TASK REQUIREMENTS
Check each line below for the word "that", then please report how many lines have it and nothing more.

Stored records
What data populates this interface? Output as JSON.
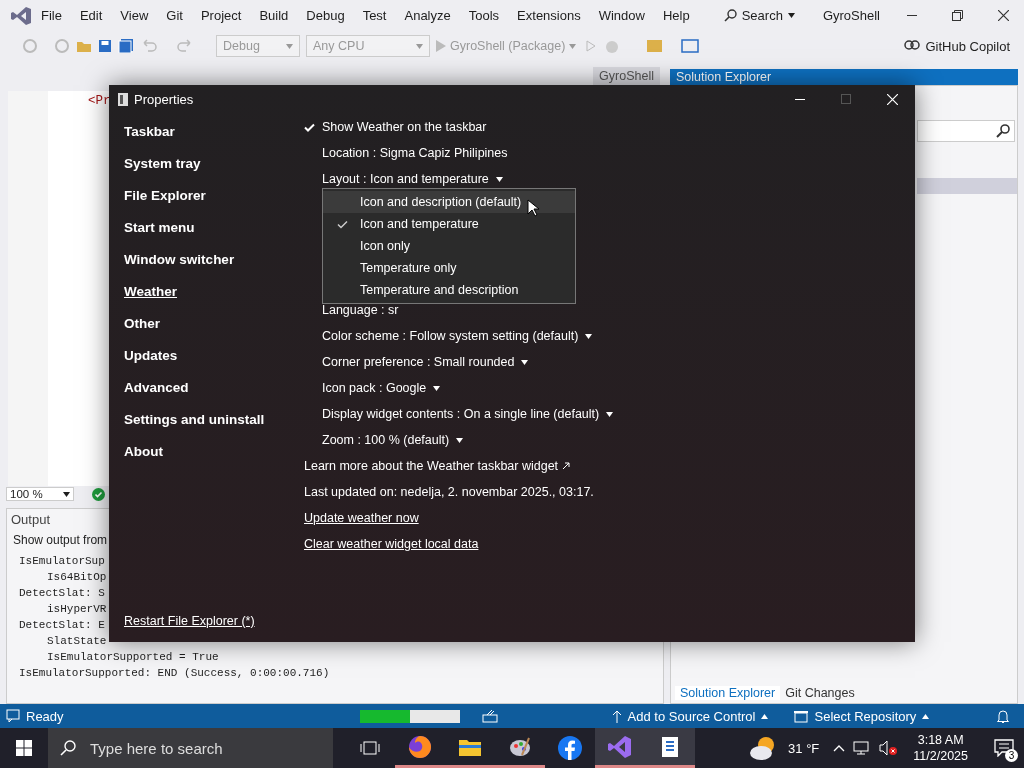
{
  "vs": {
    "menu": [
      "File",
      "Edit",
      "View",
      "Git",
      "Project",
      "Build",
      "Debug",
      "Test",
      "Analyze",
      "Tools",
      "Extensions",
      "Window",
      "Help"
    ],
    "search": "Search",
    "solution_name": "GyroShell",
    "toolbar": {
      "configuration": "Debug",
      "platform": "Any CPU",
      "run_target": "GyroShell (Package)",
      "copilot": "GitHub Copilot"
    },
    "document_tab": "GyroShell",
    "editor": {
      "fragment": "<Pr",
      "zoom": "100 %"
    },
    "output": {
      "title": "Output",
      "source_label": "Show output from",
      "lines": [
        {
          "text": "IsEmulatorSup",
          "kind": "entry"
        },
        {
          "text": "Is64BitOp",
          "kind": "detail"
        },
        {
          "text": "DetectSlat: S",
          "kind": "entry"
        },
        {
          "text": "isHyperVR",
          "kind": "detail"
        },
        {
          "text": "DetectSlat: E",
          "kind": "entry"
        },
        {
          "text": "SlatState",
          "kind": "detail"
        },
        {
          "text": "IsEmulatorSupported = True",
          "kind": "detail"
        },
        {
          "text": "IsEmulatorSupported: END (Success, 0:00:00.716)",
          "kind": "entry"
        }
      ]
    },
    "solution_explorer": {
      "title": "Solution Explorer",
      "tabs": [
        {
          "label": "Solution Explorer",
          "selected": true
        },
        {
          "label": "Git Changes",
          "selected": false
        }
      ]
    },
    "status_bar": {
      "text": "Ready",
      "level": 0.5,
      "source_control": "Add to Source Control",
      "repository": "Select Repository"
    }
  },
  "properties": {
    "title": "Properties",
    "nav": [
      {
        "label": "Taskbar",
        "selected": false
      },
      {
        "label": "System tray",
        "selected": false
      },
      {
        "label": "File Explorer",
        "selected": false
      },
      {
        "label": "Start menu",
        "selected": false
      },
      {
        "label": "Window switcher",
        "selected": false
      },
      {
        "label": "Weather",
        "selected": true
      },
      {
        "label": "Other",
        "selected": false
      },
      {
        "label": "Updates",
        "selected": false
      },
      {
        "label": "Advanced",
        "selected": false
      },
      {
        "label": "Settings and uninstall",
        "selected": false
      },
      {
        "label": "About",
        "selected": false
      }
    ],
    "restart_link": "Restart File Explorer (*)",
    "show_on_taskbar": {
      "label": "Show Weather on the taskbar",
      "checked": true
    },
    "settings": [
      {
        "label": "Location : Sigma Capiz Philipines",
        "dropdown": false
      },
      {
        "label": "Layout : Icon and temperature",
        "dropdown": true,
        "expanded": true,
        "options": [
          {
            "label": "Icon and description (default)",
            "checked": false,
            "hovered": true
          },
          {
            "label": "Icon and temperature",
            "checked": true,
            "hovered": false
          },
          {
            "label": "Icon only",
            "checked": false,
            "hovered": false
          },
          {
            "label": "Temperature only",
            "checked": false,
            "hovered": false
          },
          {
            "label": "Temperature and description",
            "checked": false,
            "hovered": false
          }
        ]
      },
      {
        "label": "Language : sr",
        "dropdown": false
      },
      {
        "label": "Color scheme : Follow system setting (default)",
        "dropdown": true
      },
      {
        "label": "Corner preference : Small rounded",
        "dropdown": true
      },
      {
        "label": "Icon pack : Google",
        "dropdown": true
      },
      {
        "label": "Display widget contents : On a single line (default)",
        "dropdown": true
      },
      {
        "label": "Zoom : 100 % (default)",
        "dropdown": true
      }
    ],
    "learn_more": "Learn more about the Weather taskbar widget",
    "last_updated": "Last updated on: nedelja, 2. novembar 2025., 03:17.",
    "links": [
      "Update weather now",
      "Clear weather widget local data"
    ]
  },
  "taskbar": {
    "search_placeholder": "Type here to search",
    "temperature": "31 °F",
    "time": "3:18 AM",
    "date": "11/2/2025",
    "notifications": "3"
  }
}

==

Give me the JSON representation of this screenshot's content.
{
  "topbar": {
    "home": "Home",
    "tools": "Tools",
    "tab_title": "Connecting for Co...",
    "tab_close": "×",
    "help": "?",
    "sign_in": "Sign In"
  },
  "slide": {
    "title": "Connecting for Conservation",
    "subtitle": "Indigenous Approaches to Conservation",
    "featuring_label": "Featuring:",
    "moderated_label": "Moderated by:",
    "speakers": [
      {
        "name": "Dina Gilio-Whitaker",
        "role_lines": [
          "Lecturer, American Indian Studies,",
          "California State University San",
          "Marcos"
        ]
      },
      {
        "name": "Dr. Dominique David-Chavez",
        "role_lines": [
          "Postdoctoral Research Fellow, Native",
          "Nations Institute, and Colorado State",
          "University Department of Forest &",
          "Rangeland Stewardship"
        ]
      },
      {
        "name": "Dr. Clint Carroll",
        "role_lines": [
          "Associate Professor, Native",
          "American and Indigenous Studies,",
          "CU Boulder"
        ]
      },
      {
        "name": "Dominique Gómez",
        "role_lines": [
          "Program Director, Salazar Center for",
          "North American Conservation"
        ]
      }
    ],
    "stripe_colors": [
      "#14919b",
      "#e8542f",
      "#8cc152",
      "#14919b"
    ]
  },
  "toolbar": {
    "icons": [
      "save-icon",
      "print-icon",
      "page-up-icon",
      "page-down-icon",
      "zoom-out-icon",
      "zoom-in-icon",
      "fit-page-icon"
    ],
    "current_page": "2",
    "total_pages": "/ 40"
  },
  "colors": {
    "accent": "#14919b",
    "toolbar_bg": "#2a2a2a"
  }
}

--

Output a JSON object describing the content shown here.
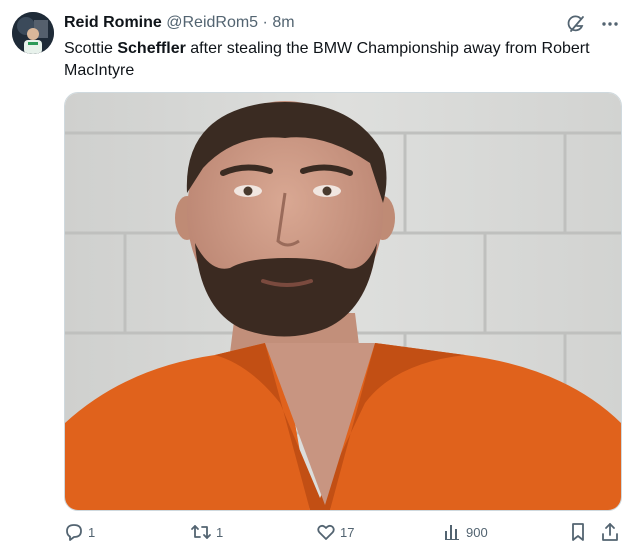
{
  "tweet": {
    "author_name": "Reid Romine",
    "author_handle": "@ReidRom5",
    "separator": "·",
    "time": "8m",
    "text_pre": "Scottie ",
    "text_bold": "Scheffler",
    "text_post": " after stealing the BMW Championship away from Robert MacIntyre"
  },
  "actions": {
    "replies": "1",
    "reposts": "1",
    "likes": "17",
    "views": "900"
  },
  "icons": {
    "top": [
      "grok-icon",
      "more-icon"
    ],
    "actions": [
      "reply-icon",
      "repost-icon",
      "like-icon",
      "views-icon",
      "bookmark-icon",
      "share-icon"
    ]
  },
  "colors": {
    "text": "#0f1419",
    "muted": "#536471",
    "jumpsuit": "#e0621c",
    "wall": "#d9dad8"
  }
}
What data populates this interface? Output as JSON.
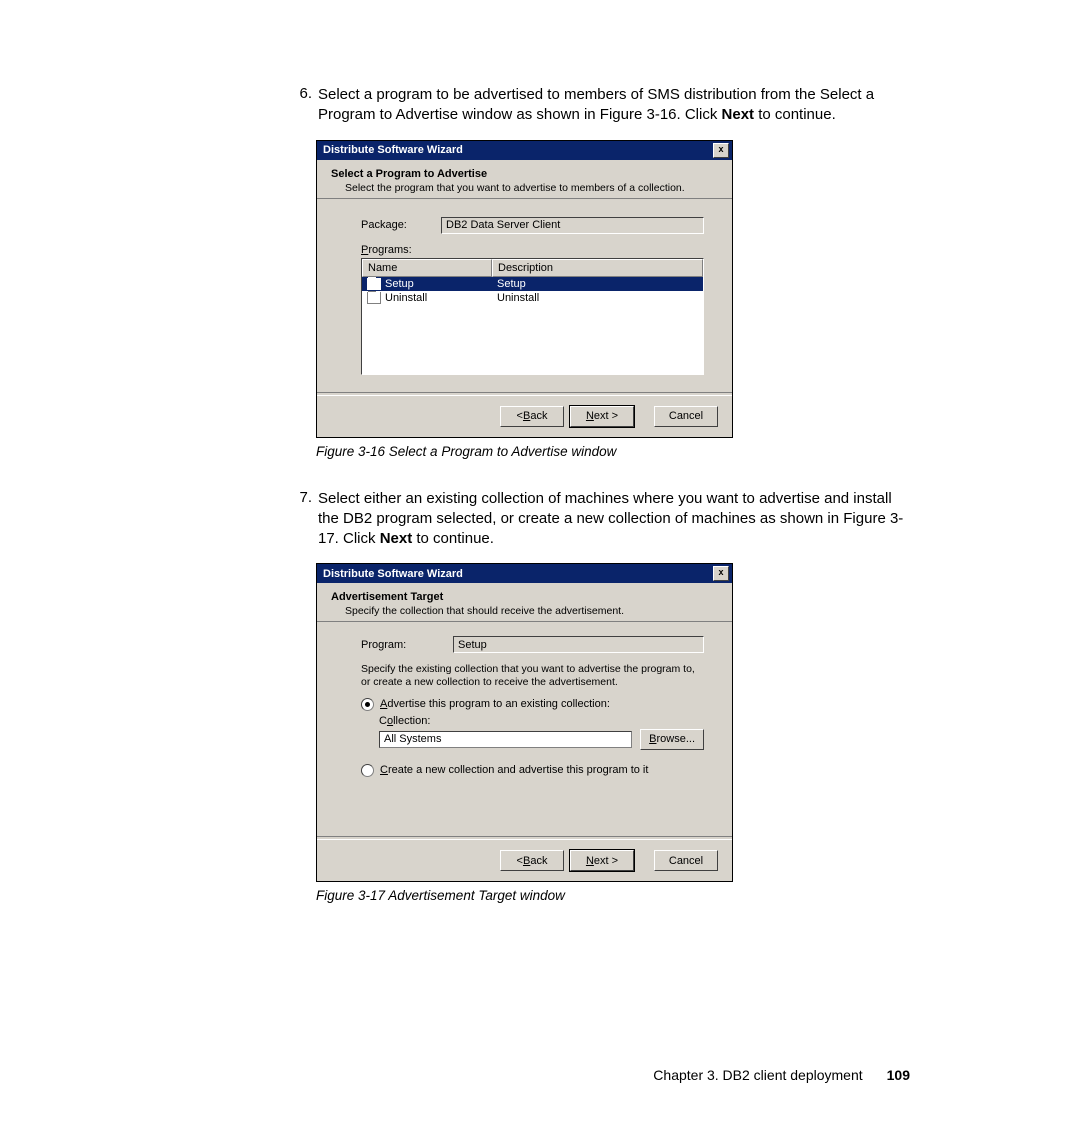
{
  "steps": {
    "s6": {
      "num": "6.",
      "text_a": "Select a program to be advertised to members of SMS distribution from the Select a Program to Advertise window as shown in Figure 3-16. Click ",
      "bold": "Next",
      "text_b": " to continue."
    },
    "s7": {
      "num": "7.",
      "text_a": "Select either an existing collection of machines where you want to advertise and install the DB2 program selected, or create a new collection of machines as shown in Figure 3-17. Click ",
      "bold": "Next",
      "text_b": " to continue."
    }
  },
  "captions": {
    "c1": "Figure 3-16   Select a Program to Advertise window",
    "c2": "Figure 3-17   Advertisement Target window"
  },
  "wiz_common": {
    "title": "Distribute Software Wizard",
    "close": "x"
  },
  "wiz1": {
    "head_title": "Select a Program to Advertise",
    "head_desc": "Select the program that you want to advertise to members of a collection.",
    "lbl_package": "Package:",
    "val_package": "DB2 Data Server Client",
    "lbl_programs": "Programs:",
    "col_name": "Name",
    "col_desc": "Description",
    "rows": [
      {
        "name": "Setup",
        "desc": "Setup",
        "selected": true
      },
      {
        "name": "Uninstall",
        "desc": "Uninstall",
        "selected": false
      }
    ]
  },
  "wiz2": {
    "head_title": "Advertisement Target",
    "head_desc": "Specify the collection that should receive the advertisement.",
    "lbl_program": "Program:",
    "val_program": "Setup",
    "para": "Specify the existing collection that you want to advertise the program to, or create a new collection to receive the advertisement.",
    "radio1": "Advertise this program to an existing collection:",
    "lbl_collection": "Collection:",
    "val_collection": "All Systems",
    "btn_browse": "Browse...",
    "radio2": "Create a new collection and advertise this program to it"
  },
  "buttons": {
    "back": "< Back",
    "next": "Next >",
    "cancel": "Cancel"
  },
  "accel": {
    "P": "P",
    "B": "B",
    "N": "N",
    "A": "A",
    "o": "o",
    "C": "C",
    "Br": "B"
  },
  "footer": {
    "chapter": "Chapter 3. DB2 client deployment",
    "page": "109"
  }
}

ANSWER TO THE EXERCISE
3